Last week, when I briefly reviewed Slow Dancer's
new track "I Would
" from the upcoming album In a Mood, I often found it hard to focus on what I was writing because of how entranced I became by what I was listening to. I loved the track so much that it was hard for me to pull myself away from it, and for the past week I've been listening to it nonstop. It was clear to me that Simon Okely is a multi-talented, subversive songwriter whose lyrics are just as compelling as his melodies and instrumentation.
I recently got a chance to ask the Australian singer-songwriter a few questions about his songwriting process, and his answers were refreshingly humble, interesting, and honest. Check out the interview below, and be sure to give In A Mood
a spin, which is out now.
Jake Holzman: Your music sounds reminiscent of classic 70s rock and rhythm and blues, and yet it somehow also sounds current. How important is it for you, as a songwriter, to draw from your influences while also keeping in touch with what's going on in the current music world today?
Simon Okely: Yeah, it's definitely important to me. I'm glad that's the reading you get. I don't think of myself as a genre musician or a renaissance guy. I'm here and this is now, and I want my music to reflect that. I watched that classic albums DVD on Songs in the Key of Life
when I was a kid. Stevie Wonder said you have to know where you've come from to know where you're going. I really took that to heart.
JH: Your lyrics seem very personal too, especially on "I Would." What's your songwriting process like? Is it sometimes a challenge to get so intimate?
SO: Absolutely, candid vulnerability... it's my shtick! "I Would" is embarrassingly intimate for me, it makes it hard to sing it live sometimes. When I was writing it, I was thinking "man, this is like going to the shops without your pants on!" As an artist, I feel like it's an important part of the job though, and every job has its difficult parts.
JH: I noticed on your Facebook page that you said you wanted the songs on In a Mood to be "less about the stories we tell ourselves when in love and more about the moods that can come creeping over a relationship." Would you care to delve a little more into that?
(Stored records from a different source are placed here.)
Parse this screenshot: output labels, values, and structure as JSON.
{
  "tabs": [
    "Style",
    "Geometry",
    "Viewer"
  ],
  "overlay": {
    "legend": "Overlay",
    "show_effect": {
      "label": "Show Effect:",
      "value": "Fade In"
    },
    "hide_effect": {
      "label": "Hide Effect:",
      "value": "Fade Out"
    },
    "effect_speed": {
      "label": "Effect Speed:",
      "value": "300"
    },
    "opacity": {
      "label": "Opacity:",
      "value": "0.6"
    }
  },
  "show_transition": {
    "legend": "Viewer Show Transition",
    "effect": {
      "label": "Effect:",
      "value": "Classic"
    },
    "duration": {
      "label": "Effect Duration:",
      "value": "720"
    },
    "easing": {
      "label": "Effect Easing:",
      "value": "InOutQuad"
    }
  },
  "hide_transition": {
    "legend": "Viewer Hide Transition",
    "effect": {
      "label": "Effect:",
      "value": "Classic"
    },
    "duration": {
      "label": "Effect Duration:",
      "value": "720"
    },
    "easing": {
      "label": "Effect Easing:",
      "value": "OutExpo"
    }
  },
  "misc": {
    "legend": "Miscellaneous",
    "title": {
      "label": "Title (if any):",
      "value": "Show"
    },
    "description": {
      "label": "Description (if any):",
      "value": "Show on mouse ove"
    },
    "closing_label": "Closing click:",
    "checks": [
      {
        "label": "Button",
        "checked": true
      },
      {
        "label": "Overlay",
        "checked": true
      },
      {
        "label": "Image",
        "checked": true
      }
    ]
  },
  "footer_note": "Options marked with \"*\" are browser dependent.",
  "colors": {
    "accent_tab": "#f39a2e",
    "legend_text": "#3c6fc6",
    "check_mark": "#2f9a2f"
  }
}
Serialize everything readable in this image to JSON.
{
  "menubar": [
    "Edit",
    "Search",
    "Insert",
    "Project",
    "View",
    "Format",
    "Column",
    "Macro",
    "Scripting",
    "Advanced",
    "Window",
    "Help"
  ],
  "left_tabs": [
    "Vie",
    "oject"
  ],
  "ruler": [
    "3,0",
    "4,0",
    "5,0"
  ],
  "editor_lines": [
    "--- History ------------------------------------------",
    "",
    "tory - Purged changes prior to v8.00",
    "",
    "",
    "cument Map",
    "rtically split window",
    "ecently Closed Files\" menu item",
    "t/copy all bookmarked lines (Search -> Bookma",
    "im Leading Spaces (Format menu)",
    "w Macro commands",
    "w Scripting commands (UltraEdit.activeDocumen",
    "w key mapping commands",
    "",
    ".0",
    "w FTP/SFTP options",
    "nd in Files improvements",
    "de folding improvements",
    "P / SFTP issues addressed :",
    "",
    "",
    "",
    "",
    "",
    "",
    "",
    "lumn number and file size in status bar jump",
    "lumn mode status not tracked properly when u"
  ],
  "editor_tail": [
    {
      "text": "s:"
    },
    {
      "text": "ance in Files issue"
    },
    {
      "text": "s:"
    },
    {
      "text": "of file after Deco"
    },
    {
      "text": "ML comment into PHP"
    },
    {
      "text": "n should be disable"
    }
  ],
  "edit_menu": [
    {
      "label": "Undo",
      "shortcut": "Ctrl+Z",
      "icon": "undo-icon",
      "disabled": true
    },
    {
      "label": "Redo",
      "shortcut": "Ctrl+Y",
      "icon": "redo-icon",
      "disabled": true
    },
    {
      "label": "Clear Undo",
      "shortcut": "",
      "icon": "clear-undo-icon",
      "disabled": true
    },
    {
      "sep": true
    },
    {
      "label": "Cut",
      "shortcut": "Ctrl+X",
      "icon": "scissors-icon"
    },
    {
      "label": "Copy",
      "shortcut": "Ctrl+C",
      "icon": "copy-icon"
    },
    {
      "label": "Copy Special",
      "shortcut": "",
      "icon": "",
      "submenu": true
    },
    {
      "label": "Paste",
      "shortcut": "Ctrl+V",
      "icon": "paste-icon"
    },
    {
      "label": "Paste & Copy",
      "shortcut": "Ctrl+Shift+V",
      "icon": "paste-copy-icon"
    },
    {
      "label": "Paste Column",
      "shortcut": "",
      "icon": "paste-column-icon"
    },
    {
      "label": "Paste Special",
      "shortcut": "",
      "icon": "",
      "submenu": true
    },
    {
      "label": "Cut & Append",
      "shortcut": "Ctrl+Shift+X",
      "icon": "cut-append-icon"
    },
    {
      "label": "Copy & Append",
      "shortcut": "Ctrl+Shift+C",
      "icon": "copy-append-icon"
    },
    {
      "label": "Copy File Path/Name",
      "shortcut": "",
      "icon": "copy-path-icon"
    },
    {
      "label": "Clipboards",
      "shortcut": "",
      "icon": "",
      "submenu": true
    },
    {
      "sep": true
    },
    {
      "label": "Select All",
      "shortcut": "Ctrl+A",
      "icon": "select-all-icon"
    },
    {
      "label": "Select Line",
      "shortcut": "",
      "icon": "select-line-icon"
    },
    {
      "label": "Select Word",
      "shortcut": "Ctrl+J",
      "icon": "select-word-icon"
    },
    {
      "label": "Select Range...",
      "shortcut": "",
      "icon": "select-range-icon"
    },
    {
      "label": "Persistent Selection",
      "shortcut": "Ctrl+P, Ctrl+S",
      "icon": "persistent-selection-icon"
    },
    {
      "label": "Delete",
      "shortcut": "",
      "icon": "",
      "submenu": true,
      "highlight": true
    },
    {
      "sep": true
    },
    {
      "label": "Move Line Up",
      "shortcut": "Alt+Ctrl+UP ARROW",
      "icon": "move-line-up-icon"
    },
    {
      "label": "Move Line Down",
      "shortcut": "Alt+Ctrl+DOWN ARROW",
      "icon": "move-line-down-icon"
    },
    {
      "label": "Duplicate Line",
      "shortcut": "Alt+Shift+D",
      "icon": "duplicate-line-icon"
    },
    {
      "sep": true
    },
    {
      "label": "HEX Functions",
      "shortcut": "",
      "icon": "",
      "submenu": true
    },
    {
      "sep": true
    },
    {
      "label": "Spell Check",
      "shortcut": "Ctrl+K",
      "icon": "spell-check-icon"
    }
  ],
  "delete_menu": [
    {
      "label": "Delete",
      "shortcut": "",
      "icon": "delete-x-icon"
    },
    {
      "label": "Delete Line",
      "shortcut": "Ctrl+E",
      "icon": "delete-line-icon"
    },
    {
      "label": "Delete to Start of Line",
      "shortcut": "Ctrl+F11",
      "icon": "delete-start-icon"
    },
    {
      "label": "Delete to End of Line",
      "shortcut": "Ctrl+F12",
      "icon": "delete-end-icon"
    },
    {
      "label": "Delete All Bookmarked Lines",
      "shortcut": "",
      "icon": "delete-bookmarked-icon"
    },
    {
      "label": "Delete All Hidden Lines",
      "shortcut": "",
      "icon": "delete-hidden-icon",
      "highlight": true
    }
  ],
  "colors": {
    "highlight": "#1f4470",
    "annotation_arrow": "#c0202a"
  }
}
SO: Well, I wanted to capture the feeling, the moment as opposed to the story. You know how a great movie leaves you with this mood? It kind of permeates your life for a little bit after it ends, like a feelings hang over. I think we all experience these moods in interpersonal relationships. Someone might do or say something that subtly effects the way you see them and can hang on for ages. I wanted to try and get that into this record.
JH: You say on "It Goes On," that you "like to overanalyze." Is that true, and if so do you think it helps you as a writer? That mentality comes through a lot in your lyrics, there are a lot of great observations on relationships that most people probably wouldn't think of.
SO: It's absolutely true, I'm over analyzing this question right now! I can revel in the 'what if's' for ages - like a pig in mud! If analysis is key to the creation of knowledge, over analysis is an occasional bi-product. I think it's also a bi-product of insight and empathy, two real weapons in writing. For the thrill I get from knowledge and from writing, I'm happy to manage the bi-product.
JH: I also read that growing up in Perth helped shape your sound. What do you mean by that? Are there any other locations that shaped who you are as an artist?
SO: No place has shaped me more than Western Australia. I was involved in a little doco years ago that set to unpack 'the Perth sound'. It was called "Something in The Water". Although I don't agree with the title, I think artists benefit from parameters - myself included. Perth's isolation and its insular music industry mean songwriters have to be bold. It has its own frequency too. An undertone. It's a place David Lynch or Raymond Carver would love. I forever see beauty in ugliness and ugliness in beauty because of it.